Consumerism is also a big problem, as stated in the article “Consumer Spending Increases 12% in Q2 2021 - The Balance.” The journalist writes, “Consumer spending, also known as personal consumption expenditures (PCE), increased 12% in the second quarter of 2021, following an increase of 11.4% in the first quarter of 2021.” Factories are forced to make more products due to these high demands, causing air pollution. If people realize that quality of life is more important than consumer-based satisfaction, they will make better choices. Factories will then produce meaningful products in a much cleaner manner, resulting in fewer carbon emissions.

In my research, I realized that the government is providing incentives for using renewable energy-based products, including solar panels and car rebates for EVs. But are people aware of this? Do they understand the clear relationship between how air pollution affects them directly and how these rebates are helping everyone move in the right direction? More advertising for these rebates is necessary if we want to help our environment. If we know about making good choices, we will feel motivated to do so, as it will help us, our environment, and our future.

On a small scale as a person going to school, I think that increasing awareness on environmental issues is a way to help change our thinking and understanding about how our environment is directly related to our lives. Hopefully, this will help us make better decisions. So, I think that environmental education should be a standard taught in science class each year. Doing so will help future generations make better decisions about what is right for the environment and learn to live in harmony with nature. Having more emphasis on environmental programs will help everyone contribute to a better world.
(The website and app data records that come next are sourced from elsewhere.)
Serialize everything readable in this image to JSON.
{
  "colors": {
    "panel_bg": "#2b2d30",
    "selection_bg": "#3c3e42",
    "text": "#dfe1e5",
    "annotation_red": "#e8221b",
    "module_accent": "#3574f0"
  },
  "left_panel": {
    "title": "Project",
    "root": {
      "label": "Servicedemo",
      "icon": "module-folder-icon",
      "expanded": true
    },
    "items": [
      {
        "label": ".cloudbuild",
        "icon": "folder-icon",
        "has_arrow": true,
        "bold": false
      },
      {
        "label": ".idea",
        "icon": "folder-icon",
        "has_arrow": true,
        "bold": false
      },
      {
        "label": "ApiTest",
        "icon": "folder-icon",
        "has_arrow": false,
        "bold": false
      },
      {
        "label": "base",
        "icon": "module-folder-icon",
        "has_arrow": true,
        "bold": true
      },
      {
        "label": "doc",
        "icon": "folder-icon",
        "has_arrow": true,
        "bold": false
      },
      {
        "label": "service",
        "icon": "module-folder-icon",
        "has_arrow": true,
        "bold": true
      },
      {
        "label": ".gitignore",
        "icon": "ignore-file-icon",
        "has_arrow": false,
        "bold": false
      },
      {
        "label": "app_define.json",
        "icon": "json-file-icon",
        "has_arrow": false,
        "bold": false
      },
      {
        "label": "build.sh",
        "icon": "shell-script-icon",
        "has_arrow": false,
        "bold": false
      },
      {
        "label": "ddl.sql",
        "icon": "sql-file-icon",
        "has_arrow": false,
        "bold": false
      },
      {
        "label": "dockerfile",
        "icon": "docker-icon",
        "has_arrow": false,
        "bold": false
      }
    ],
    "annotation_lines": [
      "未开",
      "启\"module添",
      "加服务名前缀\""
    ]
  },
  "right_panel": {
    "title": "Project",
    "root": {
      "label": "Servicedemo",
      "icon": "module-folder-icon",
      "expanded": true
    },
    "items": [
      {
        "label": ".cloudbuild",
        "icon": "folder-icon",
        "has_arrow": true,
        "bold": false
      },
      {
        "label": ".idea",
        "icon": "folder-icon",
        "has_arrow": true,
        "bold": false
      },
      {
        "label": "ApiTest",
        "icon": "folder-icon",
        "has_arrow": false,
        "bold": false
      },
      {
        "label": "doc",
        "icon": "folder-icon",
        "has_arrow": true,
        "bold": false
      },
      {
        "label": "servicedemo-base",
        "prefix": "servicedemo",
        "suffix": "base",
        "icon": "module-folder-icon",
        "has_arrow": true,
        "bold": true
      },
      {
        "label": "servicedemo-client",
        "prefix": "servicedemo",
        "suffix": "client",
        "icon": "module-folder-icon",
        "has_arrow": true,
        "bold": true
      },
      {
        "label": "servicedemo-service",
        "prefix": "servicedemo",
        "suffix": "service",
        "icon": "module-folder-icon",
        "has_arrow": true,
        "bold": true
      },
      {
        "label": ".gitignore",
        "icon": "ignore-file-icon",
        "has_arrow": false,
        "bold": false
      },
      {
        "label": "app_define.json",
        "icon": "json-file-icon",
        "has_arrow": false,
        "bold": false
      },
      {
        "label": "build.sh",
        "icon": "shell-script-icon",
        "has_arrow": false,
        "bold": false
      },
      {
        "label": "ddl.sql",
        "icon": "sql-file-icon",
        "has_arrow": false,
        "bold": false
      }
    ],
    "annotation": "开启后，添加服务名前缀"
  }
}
More education is the solution I have chosen. Education and knowledge is power. Power to change our world—from every single home to the whole world, making it a better place to live. Having eczema educated me on some of its causes—one of them being allergies that can be caused by air pollution. Knowing about this helped me realize the impact that our choices and actions have on our environment. So, I feel that mandating environmental education in our schools is a small step to help gain the knowledge that helps us to relate how our actions affect us and our environment. This will help us make choices that will allow us to live in a mutually beneficial way with our environment. Hopefully in the near future, kids like me will not have to deal with ailments that humans are responsible for.
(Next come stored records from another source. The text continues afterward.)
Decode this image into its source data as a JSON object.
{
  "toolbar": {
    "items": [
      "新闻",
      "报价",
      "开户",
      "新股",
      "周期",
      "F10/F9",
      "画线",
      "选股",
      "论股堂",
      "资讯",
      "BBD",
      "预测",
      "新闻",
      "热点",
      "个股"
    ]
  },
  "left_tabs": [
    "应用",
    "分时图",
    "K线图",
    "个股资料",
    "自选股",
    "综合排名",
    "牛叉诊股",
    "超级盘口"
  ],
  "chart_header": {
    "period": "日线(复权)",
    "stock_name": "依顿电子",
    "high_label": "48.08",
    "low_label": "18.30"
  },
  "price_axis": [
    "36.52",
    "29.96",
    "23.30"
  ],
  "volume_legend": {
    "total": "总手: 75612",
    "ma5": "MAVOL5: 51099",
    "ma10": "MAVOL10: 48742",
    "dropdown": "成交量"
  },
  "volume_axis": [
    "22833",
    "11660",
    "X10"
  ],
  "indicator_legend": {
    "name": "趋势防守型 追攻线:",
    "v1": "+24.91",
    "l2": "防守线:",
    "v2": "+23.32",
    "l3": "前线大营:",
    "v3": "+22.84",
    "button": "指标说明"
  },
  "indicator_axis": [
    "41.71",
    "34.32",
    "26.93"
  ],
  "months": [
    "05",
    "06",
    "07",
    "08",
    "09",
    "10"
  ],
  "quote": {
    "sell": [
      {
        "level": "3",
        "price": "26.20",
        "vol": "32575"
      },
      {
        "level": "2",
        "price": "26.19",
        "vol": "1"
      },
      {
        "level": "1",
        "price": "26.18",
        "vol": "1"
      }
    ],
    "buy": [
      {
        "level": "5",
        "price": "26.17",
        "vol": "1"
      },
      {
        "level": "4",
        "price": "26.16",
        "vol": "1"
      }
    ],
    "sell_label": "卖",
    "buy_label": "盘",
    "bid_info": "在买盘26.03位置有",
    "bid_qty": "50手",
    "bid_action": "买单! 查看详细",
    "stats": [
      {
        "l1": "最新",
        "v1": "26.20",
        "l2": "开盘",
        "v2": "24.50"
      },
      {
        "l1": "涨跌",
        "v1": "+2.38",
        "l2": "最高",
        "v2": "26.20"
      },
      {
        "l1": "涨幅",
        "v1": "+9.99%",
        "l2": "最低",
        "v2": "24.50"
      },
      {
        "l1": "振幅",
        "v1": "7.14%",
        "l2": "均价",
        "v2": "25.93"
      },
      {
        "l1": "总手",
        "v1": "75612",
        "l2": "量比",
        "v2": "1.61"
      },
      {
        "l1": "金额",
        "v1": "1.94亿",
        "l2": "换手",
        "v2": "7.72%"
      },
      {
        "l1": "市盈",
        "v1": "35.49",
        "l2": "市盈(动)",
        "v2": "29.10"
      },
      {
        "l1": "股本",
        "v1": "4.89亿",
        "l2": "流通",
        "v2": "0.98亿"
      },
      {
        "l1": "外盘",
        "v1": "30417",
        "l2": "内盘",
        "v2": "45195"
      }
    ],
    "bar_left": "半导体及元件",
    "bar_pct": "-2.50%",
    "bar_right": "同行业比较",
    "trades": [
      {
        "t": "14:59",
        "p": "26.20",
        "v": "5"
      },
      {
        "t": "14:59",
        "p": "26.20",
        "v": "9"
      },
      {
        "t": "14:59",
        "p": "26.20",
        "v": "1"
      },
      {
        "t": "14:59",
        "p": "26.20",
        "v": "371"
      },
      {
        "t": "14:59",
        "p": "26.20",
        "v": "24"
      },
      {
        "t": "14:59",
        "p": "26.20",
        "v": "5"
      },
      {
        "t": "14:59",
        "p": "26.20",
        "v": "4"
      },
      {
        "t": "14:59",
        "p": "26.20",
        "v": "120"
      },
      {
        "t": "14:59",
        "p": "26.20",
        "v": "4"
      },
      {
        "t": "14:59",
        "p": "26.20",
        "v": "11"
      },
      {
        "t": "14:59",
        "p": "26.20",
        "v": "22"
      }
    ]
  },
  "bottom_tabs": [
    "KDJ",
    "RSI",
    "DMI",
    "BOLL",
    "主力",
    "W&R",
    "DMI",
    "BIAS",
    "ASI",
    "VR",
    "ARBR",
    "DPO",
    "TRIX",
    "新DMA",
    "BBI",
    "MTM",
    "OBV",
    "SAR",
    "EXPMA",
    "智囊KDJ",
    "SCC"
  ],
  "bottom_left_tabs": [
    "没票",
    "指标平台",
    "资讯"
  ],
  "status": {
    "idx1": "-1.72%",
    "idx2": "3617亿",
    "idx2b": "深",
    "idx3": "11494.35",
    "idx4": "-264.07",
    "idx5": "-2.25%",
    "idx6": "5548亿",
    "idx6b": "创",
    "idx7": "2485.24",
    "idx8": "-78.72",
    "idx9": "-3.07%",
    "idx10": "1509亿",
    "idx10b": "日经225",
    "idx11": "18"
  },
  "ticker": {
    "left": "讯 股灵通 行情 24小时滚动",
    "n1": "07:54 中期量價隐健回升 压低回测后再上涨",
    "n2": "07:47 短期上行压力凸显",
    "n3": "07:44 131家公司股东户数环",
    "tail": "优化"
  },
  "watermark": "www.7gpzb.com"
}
Aishwarya Ganapathy

Aishwarya Ganapathy is a 7th grader at Mountain Trail Middle School. She lives in Phoenix, Arizona, with her parents and younger sister. She likes to play the violin and piano, and also enjoys learning Indian classical dance (Bharatanatyam), reading, and hiking various trails around Phoenix. Aishwarya is grateful and thankful to her teachers, Mrs. Ryan-Frandsen and Mrs. Shahverdian, for giving her the opportunity and supporting her in this contest.
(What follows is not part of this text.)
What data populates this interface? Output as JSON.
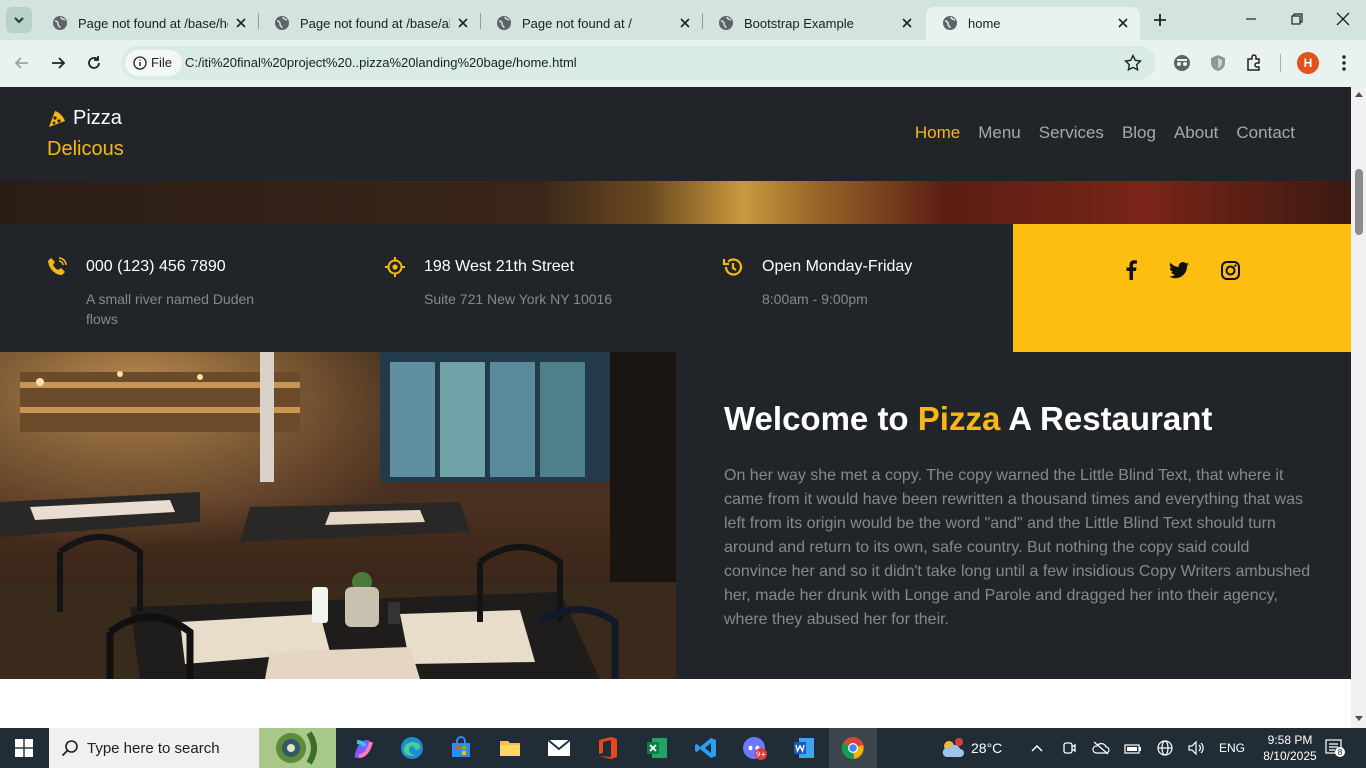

Read more winning entries from the 2021 Local Letters for Global Change contest!